berlingrabers
berlingrabers
5 years ago
Reply to  Emanuel

I asked about “geschehen” not too long ago (maybe on the “passen” post?), and then I saw an example – a sign that said “Das Betreten bei Schnee und Eis geschieht auf eigene Gefahr.”

Thought that was interesting – in my experience, that sign is usually phrased without a verb. But “geschehen” also seemed a little funny to me, given how I’ve come to understand it.

Anonymous
Anonymous
5 years ago

Ach, eine gute Lektüre, wie immer. Perfekt für einen Sonntag Morgen in Berlin. Vielen Dank!

kimi
kimi
5 years ago

please write about modal verbs also. Your explanations are super ! i still confuse myself with können and könnte ( K-II) :(

Andrew
Andrew
5 years ago

Hallo, ich heiße Andrew. Ab heute bin ich Mitglieder der Seite. Ich möchte Emanuel danken, meine Mitgliedschaft erlaubt zu haben. Ich bin ihm sehr dankbar. Da diese Mitgliedschaft wurde von der Commutity gesponsort werden, ich möchte mich bei jedem und bei jeder bedanken, der oder die etwas mehr bezahlt oder die Seite gestiftet hat. Sie haben alle mein Teilnehmen ermöglicht. Ohne Sie (alle, die ich erwähnte), wäre mir Teilnehmen unmöglich. Ich will etwas zur Seite und zur Community beitragen, und dadurch meine Dankbarkeit ausdrucken.

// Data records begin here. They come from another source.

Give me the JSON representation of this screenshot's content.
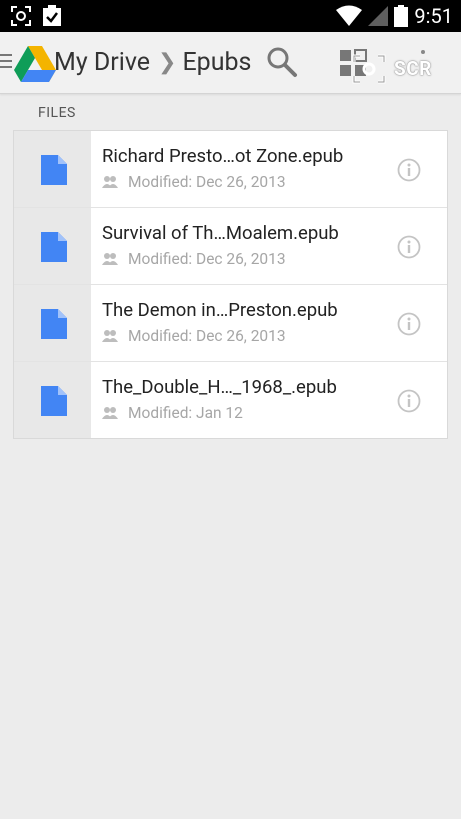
{
  "status_bar": {
    "time": "9:51",
    "left_icons": [
      "screenshot-icon",
      "clipboard-check-icon"
    ],
    "right_icons": [
      "wifi-icon",
      "signal-icon",
      "battery-icon"
    ]
  },
  "action_bar": {
    "crumb_root": "My Drive",
    "crumb_separator": "❯",
    "crumb_current": "Epubs",
    "overlay_label": "SCR"
  },
  "section": {
    "label": "FILES"
  },
  "files": [
    {
      "name": "Richard Presto…ot Zone.epub",
      "modified": "Modified: Dec 26, 2013"
    },
    {
      "name": "Survival of Th…Moalem.epub",
      "modified": "Modified: Dec 26, 2013"
    },
    {
      "name": "The Demon in…Preston.epub",
      "modified": "Modified: Dec 26, 2013"
    },
    {
      "name": "The_Double_H…_1968_.epub",
      "modified": "Modified: Jan 12"
    }
  ],
  "colors": {
    "doc_blue": "#4285f4",
    "drive_green": "#0f9d58",
    "drive_yellow": "#f4b400",
    "drive_blue": "#4285f4"
  }
}
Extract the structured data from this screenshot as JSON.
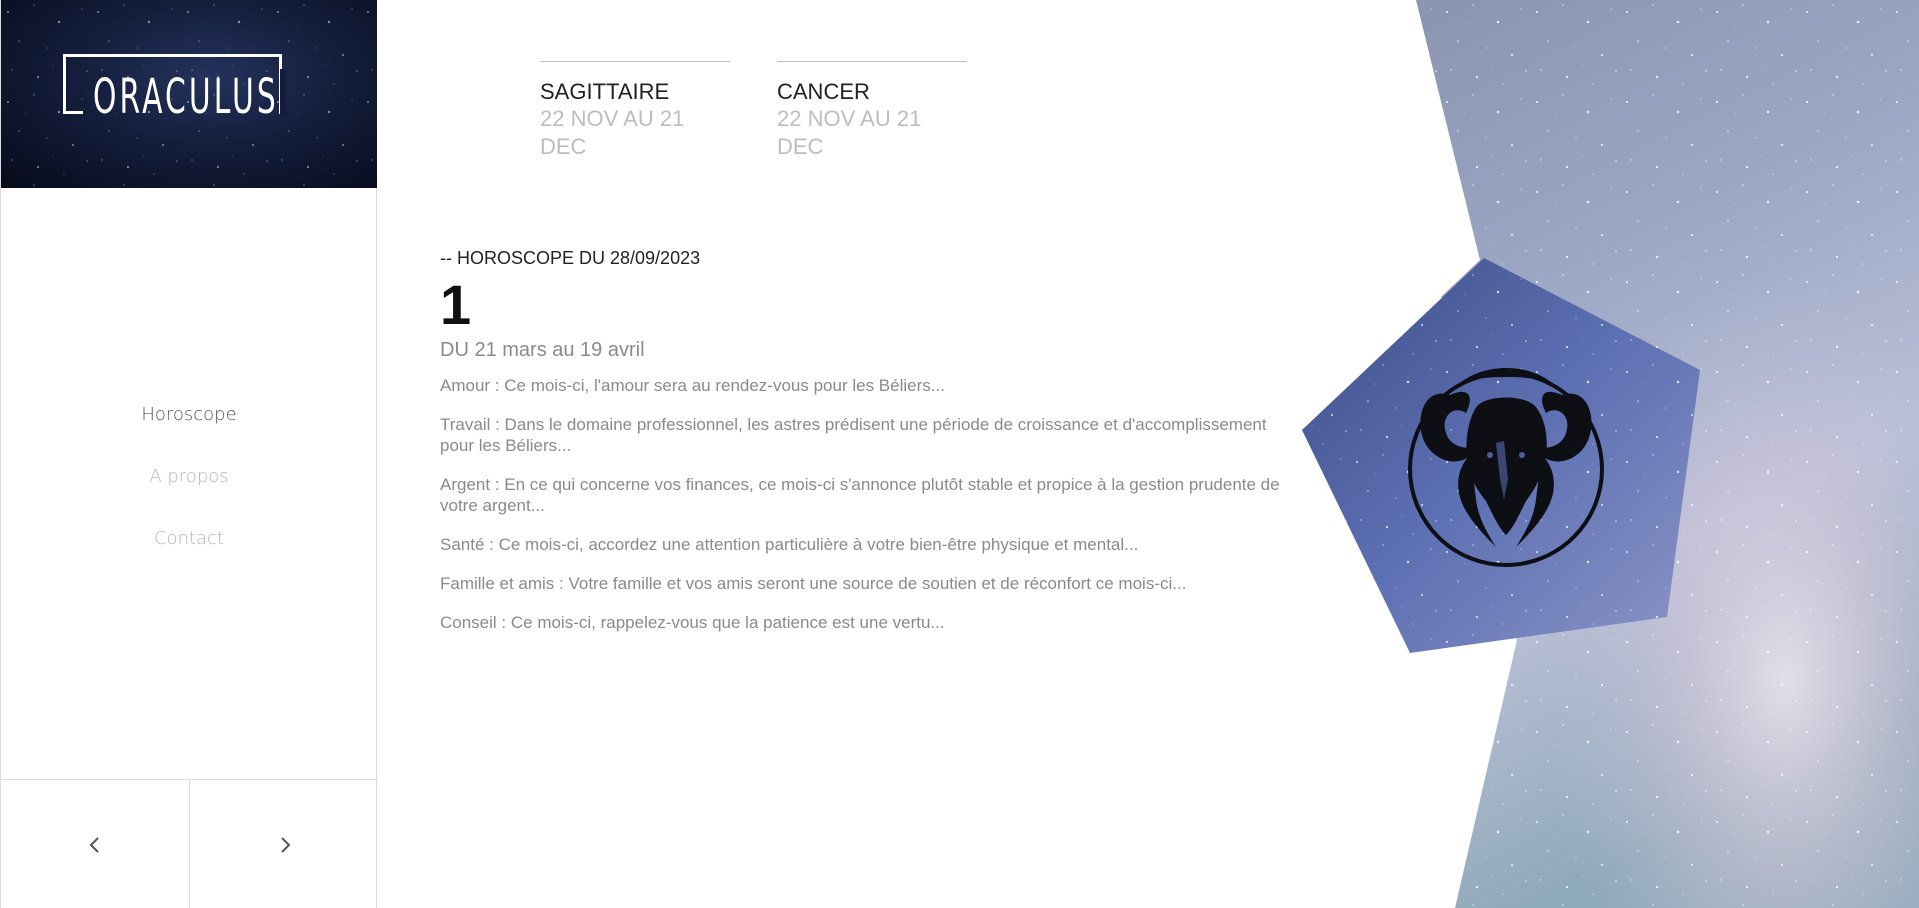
{
  "brand": {
    "logo_text": "ORACULUS"
  },
  "nav": {
    "items": [
      {
        "label": "Horoscope",
        "active": true
      },
      {
        "label": "A propos",
        "active": false
      },
      {
        "label": "Contact",
        "active": false
      }
    ]
  },
  "pager": {
    "prev_icon": "chevron-left-icon",
    "next_icon": "chevron-right-icon"
  },
  "signs": [
    {
      "name": "SAGITTAIRE",
      "dates": "22 NOV AU 21 DEC"
    },
    {
      "name": "CANCER",
      "dates": "22 NOV AU 21 DEC"
    }
  ],
  "horoscope": {
    "kicker": "-- HOROSCOPE DU 28/09/2023",
    "number": "1",
    "range": "DU 21 mars au 19 avril",
    "paragraphs": [
      "Amour : Ce mois-ci, l'amour sera au rendez-vous pour les Béliers...",
      "Travail : Dans le domaine professionnel, les astres prédisent une période de croissance et d'accomplissement pour les Béliers...",
      "Argent : En ce qui concerne vos finances, ce mois-ci s'annonce plutôt stable et propice à la gestion prudente de votre argent...",
      "Santé : Ce mois-ci, accordez une attention particulière à votre bien-être physique et mental...",
      "Famille et amis : Votre famille et vos amis seront une source de soutien et de réconfort ce mois-ci...",
      "Conseil : Ce mois-ci, rappelez-vous que la patience est une vertu..."
    ],
    "zodiac_icon": "aries-ram-icon"
  },
  "colors": {
    "night_sky": "#141e3c",
    "galaxy_light": "#c9d1e6",
    "pentagon_blue": "#5e72b3",
    "muted_text": "#8a8a8a"
  }
}
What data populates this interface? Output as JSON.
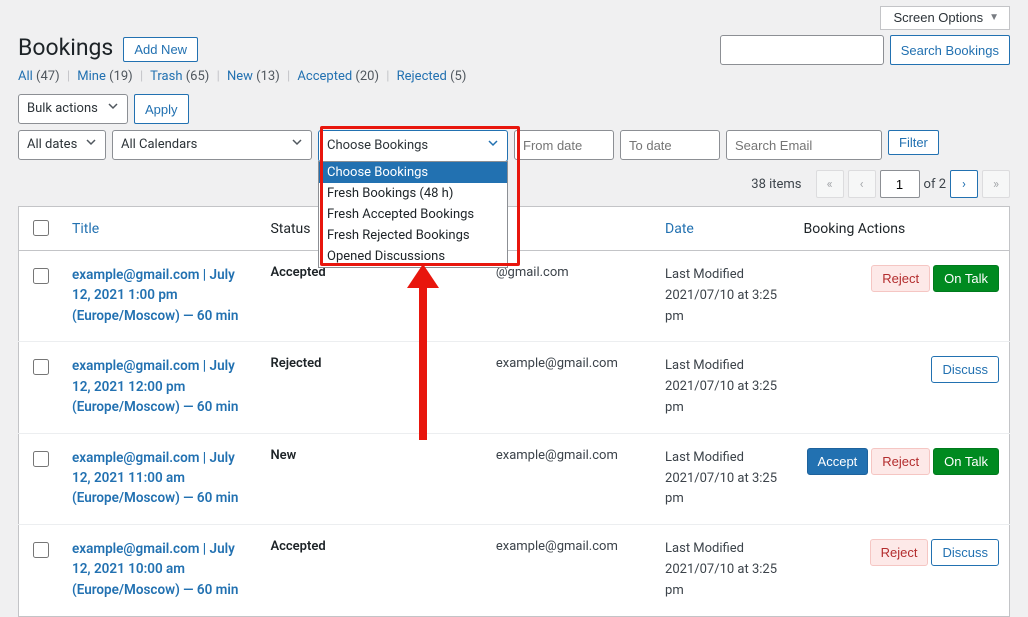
{
  "screen_options_label": "Screen Options",
  "page_title": "Bookings",
  "add_new_label": "Add New",
  "search": {
    "button": "Search Bookings"
  },
  "status_filters": [
    {
      "label": "All",
      "count": "(47)"
    },
    {
      "label": "Mine",
      "count": "(19)"
    },
    {
      "label": "Trash",
      "count": "(65)"
    },
    {
      "label": "New",
      "count": "(13)"
    },
    {
      "label": "Accepted",
      "count": "(20)"
    },
    {
      "label": "Rejected",
      "count": "(5)"
    }
  ],
  "bulk_actions_label": "Bulk actions",
  "apply_label": "Apply",
  "filter_row": {
    "all_dates": "All dates",
    "all_calendars": "All Calendars",
    "choose_bookings": "Choose Bookings",
    "from_date": "From date",
    "to_date": "To date",
    "search_email": "Search Email",
    "filter": "Filter"
  },
  "dropdown_options": [
    "Choose Bookings",
    "Fresh Bookings (48 h)",
    "Fresh Accepted Bookings",
    "Fresh Rejected Bookings",
    "Opened Discussions"
  ],
  "pagination": {
    "items_text": "38 items",
    "current": "1",
    "of_text": "of 2"
  },
  "columns": {
    "title": "Title",
    "status": "Status",
    "date": "Date",
    "actions": "Booking Actions"
  },
  "date_label": "Last Modified",
  "rows": [
    {
      "title": "example@gmail.com | July 12, 2021 1:00 pm (Europe/Moscow) — 60 min",
      "status": "Accepted",
      "email": "@gmail.com",
      "date": "2021/07/10 at 3:25 pm",
      "actions": [
        "Reject",
        "On Talk"
      ]
    },
    {
      "title": "example@gmail.com | July 12, 2021 12:00 pm (Europe/Moscow) — 60 min",
      "status": "Rejected",
      "email": "example@gmail.com",
      "date": "2021/07/10 at 3:25 pm",
      "actions": [
        "Discuss"
      ]
    },
    {
      "title": "example@gmail.com | July 12, 2021 11:00 am (Europe/Moscow) — 60 min",
      "status": "New",
      "email": "example@gmail.com",
      "date": "2021/07/10 at 3:25 pm",
      "actions": [
        "Accept",
        "Reject",
        "On Talk"
      ]
    },
    {
      "title": "example@gmail.com | July 12, 2021 10:00 am (Europe/Moscow) — 60 min",
      "status": "Accepted",
      "email": "example@gmail.com",
      "date": "2021/07/10 at 3:25 pm",
      "actions": [
        "Reject",
        "Discuss"
      ]
    }
  ],
  "action_labels": {
    "Reject": "Reject",
    "On Talk": "On Talk",
    "Accept": "Accept",
    "Discuss": "Discuss"
  }
}
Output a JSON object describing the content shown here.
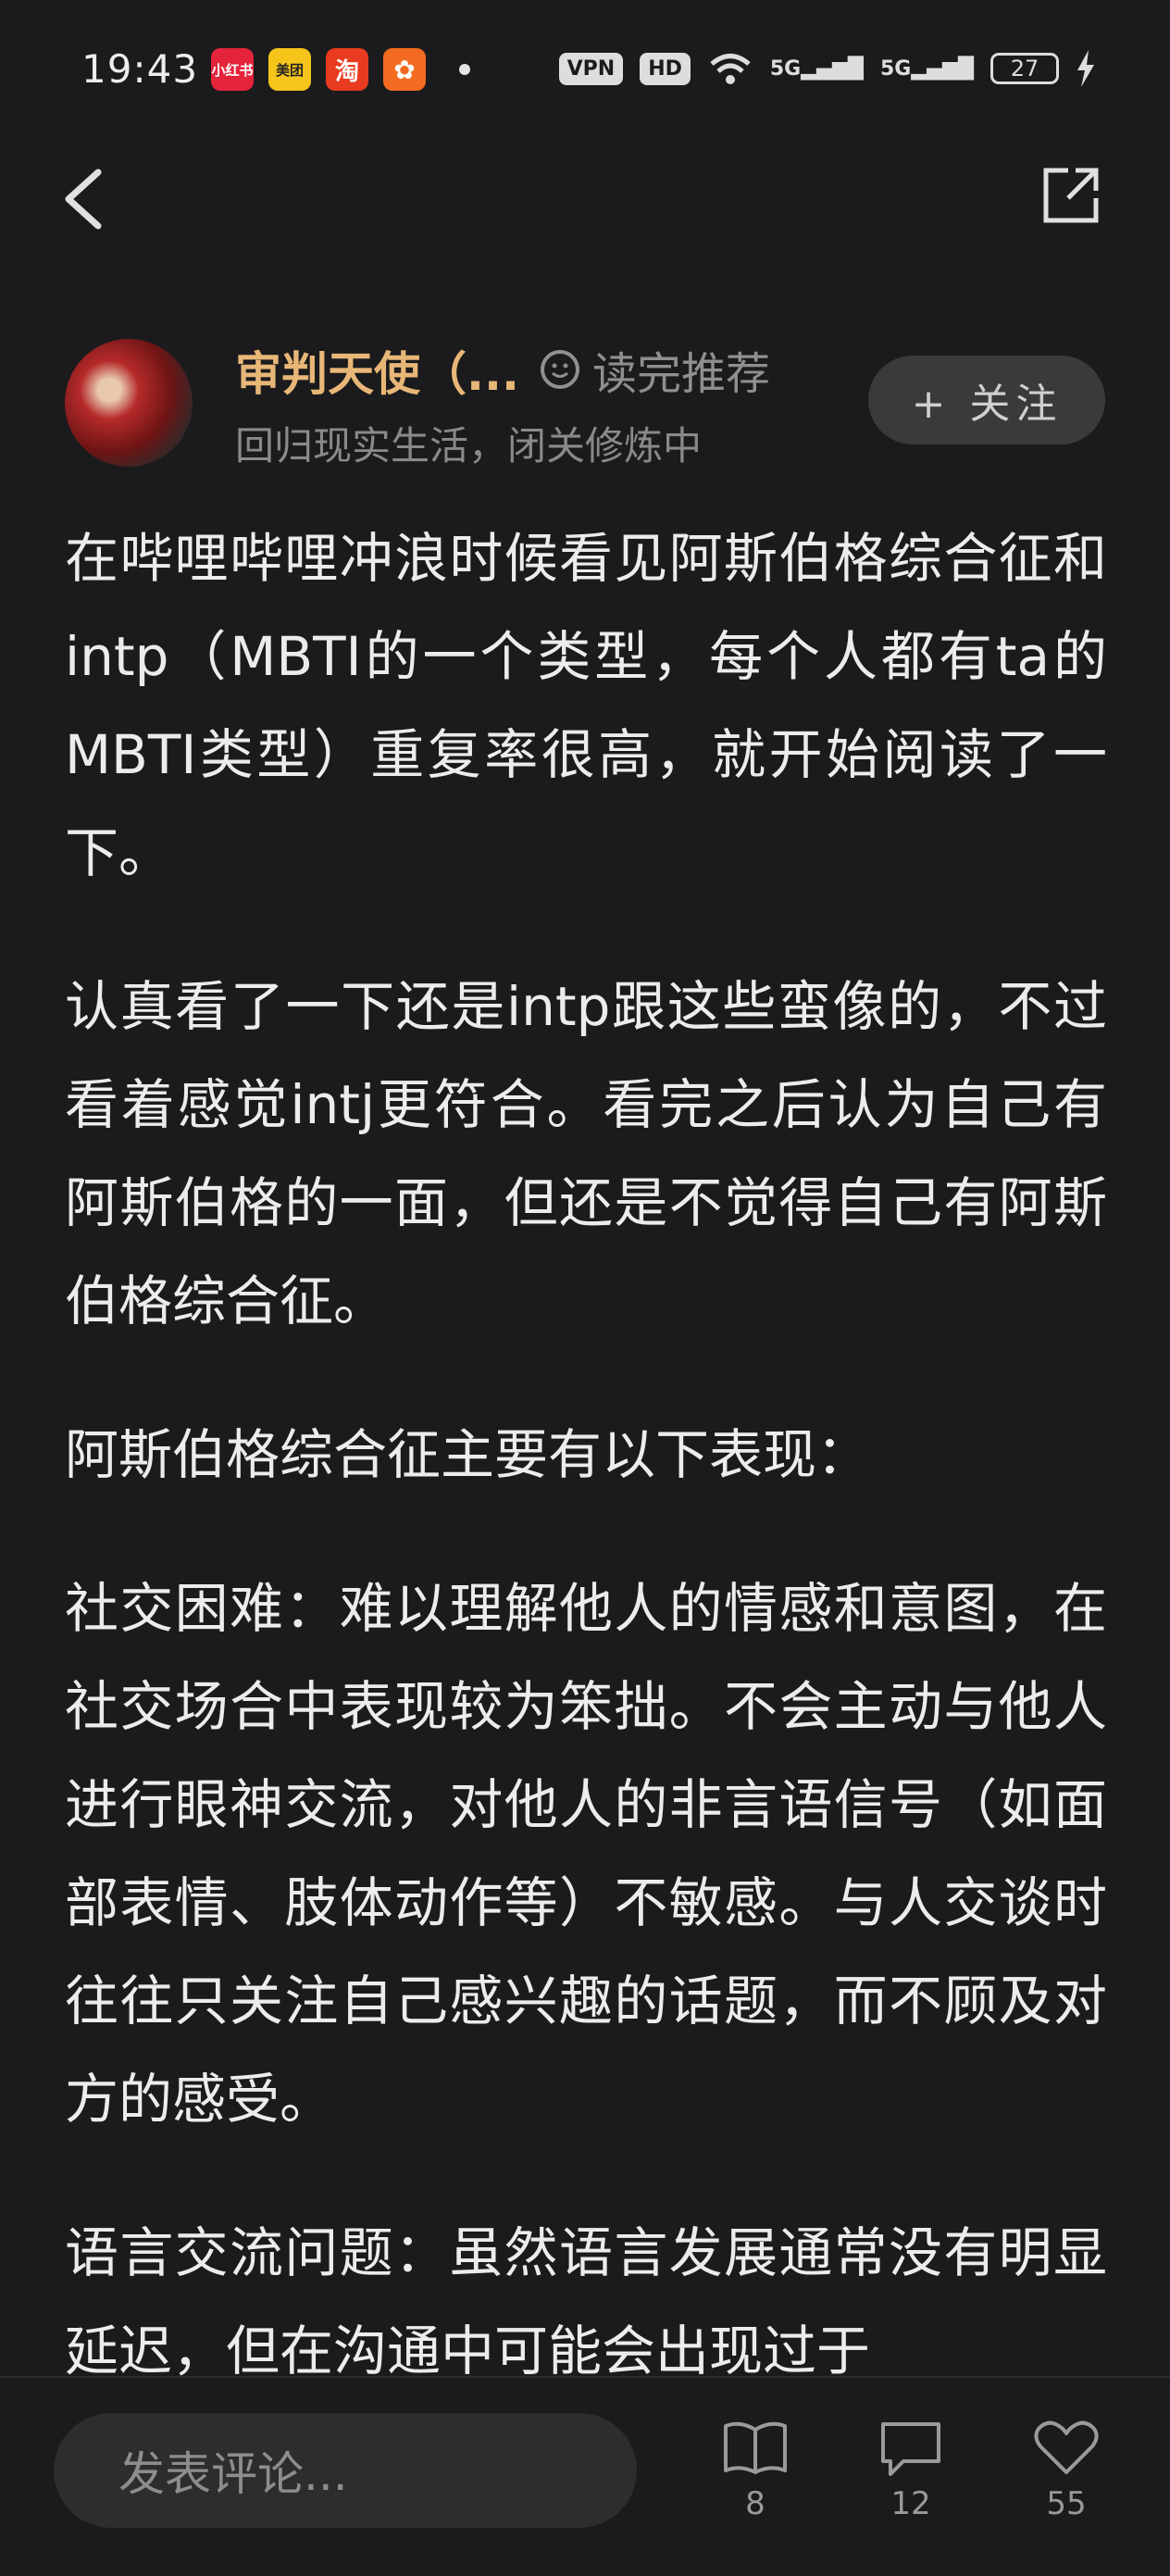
{
  "status_bar": {
    "time": "19:43",
    "apps": [
      {
        "icon": "xiaohongshu-icon",
        "label": "小红书",
        "color": "#e5243c"
      },
      {
        "icon": "meituan-icon",
        "label": "美团",
        "color": "#f5c51b"
      },
      {
        "icon": "taobao-icon",
        "label": "淘",
        "color": "#e83b1f"
      },
      {
        "icon": "app-icon",
        "label": "✿",
        "color": "#f26b20"
      }
    ],
    "vpn": "VPN",
    "hd": "HD",
    "signal1": "5G",
    "signal2": "5G",
    "battery": "27"
  },
  "author": {
    "name": "审判天使（...",
    "read_recommend": "读完推荐",
    "subtitle": "回归现实生活，闭关修炼中",
    "follow_label": "+ 关注"
  },
  "article": {
    "paragraphs": [
      "在哔哩哔哩冲浪时候看见阿斯伯格综合征和intp（MBTI的一个类型，每个人都有ta的MBTI类型）重复率很高，就开始阅读了一下。",
      "认真看了一下还是intp跟这些蛮像的，不过看着感觉intj更符合。看完之后认为自己有阿斯伯格的一面，但还是不觉得自己有阿斯伯格综合征。",
      "阿斯伯格综合征主要有以下表现：",
      "社交困难：难以理解他人的情感和意图，在社交场合中表现较为笨拙。不会主动与他人进行眼神交流，对他人的非言语信号（如面部表情、肢体动作等）不敏感。与人交谈时往往只关注自己感兴趣的话题，而不顾及对方的感受。",
      "语言交流问题：虽然语言发展通常没有明显延迟，但在沟通中可能会出现过于"
    ]
  },
  "bottom_bar": {
    "comment_placeholder": "发表评论...",
    "read_count": "8",
    "comment_count": "12",
    "like_count": "55"
  },
  "colors": {
    "background": "#1b1b1d",
    "author_name": "#e8b778",
    "text": "#ececec",
    "muted": "#8a8a8a"
  }
}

Jen
Jen
5 years ago

Haha, loved the audio. Doppelbesteuerungsabkommen made me laugh out loud :D And nicely touch clipping the audio about clipping audio :)

aoind
aoind
5 years ago

Hi Emanuel thanks for another eminently digestible post. This word versteuern. You translate it as “to pay tax on sth” (just as Google translate and dict.cc do) yet you also clarify that the word concerns itself more with stating the income in your tax return. Thanks for this clarification. Us accountants do use phrases like “declaring taxable income” or just “declaring income” which seem to fit the idea more closely than “to pay tax”.

JeanneT
JeanneT
5 years ago

In the US, Muss man AirBnB-Einnahmen versteuern? would be translated as “do I have to declare AirBnB income?” That has the meaning “report it on the form”, not necessarily “pay tax on”.